A possible answer to my objection

August 14, 2010

It seems that the informal argument in my previous post may have been aiming off target. Here is a sort of counter to it, by Jun Tarui. (See also this earlier comment of his, and the ensuing discussion.)

If I’ve understood various comments correctly, Deolalikar is making a move that I, for one, had not thought of, which is to assume that P=NP and derive a contradiction. How could that help? Well, it allows us to strengthen any hypothesis we might like to make about polynomial-time computable functions to one that is preserved by projection.

Let me spell that out a bit. Suppose that f is a polynomial-time computable function on n+m bits, where m is at most polynomial in n. Then we can fix a set A of n bits, and for each x\in\{0,1\}^A we can ask the question, “Does there exist y\in\{0,1\}^{A^c} such that f(x,y)=1?” (By (x,y) I mean the sequence that agrees with x on A and with y on A^c.) And we can set g_A(x)=1 if and only if the answer is yes.

Could anything like Deolalikar’s strategy work?

August 13, 2010

This post comes with the same warning as my previous one: my acquaintance with the ideas of Deolalikar’s paper is derived not from the paper itself (apart from a glance through it to get some kind of general impression) but from some of the excellent commentary that has been taking place on the blogs of Dick Lipton and Scott Aaronson. One comment that many people, including me, have found very useful has been one of Terence Tao, who attempted to summarize the state of the discussion up to the time he made the comment. Here is a portion of his summary.

The paper introduces a property on solution spaces, which for sake of discussion we will call “property A” (feel free to suggest a better name here). Formally, a solution space obeys property A if it can be efficiently defined by a special family of LFP formulae, the monadic formulae (and there may be additional requirements as well, such as those relating to order). Intuitively, spaces with property A have a very simple structure.
Deolilakar then asserts
Claim 1. The solution space to P problems always obey property A.
Claim 2. The solution space to k-SAT does not obey property A.

The latest from Dick Lipton’s blog seems to be that Neil Immerman has identified two serious flaws with Deolalikar’s proof. However, Tao, commenting on that, has pointed out that Deolalikar’s general strategy has not yet been shown to be hopeless in the way that, say, an attempted natural proof would have been shown to be hopeless by Razborov. In this post, I’d like to argue that it might be hopeless.
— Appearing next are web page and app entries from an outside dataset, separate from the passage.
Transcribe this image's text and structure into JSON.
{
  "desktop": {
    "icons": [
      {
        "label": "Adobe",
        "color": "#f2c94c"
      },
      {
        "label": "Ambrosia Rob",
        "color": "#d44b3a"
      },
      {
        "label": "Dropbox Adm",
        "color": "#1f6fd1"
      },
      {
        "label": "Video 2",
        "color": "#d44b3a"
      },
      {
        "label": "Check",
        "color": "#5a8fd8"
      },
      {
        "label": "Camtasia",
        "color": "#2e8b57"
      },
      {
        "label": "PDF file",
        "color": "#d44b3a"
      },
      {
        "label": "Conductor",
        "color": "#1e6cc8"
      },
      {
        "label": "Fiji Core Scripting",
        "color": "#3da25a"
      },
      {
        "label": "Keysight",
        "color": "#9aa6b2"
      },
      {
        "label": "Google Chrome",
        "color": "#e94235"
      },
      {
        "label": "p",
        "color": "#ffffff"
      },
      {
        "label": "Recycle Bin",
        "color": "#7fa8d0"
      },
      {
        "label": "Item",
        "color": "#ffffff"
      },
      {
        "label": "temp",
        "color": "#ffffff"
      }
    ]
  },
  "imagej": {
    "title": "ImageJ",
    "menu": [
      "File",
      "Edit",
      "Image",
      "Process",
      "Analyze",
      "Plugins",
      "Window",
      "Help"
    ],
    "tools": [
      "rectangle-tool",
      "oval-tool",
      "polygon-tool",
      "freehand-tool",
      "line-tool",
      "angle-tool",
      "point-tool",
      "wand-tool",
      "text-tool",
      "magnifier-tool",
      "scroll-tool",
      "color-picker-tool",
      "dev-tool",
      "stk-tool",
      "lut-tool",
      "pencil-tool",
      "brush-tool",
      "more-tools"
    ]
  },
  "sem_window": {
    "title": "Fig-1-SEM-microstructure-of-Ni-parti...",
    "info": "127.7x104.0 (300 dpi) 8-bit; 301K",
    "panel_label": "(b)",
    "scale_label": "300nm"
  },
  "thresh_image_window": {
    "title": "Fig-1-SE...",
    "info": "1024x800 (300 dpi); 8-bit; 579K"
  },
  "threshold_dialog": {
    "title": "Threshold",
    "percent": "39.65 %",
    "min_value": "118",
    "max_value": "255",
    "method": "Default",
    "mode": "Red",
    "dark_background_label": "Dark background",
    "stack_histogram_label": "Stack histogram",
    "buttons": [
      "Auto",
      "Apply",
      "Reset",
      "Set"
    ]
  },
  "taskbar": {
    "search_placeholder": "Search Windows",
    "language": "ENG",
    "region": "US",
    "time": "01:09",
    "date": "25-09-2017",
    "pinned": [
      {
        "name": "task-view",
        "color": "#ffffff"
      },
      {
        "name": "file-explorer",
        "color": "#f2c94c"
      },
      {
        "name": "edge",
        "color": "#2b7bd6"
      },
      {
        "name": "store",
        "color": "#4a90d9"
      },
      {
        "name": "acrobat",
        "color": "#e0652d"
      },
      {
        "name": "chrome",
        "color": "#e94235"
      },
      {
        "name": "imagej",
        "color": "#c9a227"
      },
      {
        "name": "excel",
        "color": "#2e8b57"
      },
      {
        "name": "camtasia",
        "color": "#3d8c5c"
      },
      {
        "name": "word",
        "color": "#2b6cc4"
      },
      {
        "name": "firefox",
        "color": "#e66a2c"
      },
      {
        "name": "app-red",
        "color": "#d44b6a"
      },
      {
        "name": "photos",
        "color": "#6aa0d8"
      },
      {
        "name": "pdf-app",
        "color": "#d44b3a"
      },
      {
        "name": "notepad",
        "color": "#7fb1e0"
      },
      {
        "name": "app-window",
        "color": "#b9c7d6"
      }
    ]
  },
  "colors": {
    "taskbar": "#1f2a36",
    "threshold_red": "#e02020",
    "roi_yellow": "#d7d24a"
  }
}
I’m not sure I can say what that means in the abstract, so let me just give the argument. (more…)

My pennyworth about Deolalikar

August 11, 2010

Given that I have expressed rather unambiguously an interest in the P/NP problem on this blog, I feel duty bound to make some kind of remark about Deolalikar’s recent attempt to prove the theorem. (If by some extraordinary chance you don’t know what I am talking about, then an excellent starting point is Dick Lipton’s blog, a link to which can be found in my blogroll.)

The problem is that I haven’t looked at Deolalikar’s paper in any detail, and already I can tell that I cannot possibly compete with the extremely knowledgeable comments that have been made by several TCS experts. So instead, let me say that, like everybody else, I greatly admire what Deolalikar has done, whether or not it turns out to be correct, and am happy to wait to see how things pan out.

Instead of commenting directly on his work, I thought I’d air some thoughts I had a few years ago. I was reminded of them by reading that an important feature of Deolalikar’s proof is that it uses uniformity in an essential way (though whether this is really the case has been disputed by some commenters). (more…)